-- Goal of the exercise --
Count how many lines of the data below contain the string "about"; the reply should be that number alone.

-- Supplied records --
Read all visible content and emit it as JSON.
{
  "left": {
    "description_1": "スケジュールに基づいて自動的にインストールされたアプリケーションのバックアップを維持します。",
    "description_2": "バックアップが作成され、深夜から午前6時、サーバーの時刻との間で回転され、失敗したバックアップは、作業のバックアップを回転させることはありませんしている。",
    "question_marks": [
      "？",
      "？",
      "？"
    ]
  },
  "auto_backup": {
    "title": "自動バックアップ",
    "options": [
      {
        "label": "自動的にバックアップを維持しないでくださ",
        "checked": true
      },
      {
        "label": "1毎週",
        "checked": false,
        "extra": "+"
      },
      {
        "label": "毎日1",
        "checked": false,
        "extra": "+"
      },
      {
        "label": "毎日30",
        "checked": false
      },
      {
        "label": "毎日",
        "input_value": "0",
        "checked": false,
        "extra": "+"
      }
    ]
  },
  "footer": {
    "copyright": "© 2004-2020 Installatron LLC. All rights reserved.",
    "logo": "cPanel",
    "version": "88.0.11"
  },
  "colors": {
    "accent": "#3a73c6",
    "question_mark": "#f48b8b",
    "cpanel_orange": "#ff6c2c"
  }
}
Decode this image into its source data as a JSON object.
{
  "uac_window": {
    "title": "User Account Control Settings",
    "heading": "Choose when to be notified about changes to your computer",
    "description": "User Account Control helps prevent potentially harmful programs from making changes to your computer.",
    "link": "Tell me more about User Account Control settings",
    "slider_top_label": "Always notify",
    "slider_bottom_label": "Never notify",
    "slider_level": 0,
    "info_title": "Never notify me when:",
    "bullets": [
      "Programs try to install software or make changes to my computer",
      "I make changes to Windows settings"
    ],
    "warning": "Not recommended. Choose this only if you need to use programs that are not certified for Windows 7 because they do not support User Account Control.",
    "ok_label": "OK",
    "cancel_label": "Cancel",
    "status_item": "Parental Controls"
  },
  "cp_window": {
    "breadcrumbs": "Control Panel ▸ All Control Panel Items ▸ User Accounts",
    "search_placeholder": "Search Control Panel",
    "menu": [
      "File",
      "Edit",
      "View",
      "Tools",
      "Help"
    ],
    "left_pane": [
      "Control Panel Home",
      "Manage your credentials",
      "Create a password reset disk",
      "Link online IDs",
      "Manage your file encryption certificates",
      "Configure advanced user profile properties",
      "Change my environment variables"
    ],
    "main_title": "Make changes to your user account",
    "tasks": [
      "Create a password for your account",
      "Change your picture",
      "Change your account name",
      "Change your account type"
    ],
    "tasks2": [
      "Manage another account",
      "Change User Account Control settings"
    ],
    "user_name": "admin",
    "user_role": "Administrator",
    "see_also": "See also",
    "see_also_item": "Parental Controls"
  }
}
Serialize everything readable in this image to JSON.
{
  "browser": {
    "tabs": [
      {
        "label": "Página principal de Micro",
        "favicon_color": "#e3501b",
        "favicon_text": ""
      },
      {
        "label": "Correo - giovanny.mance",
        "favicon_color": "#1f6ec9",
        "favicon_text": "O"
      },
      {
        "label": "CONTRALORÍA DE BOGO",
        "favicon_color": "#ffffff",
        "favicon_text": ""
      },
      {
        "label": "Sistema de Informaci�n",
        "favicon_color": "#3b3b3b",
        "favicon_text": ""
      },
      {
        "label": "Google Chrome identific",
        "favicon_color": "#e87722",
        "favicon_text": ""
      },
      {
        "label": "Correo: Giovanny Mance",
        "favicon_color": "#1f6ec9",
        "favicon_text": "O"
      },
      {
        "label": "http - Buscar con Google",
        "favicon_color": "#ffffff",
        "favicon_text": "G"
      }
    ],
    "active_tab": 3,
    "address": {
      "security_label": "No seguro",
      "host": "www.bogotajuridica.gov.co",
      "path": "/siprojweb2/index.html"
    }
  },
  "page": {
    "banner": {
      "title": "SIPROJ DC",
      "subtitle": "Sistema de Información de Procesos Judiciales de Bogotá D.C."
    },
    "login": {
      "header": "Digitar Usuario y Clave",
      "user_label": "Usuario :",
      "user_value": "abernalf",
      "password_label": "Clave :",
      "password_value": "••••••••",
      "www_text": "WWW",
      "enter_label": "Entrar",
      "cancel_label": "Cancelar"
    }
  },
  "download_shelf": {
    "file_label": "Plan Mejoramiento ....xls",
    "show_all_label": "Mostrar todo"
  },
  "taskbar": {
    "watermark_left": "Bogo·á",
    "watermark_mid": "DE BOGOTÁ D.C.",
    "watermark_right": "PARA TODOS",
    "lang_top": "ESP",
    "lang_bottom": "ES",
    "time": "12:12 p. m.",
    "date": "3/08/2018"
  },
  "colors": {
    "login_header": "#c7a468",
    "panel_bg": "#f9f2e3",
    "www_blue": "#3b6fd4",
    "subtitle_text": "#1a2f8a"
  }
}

-- Reply --
2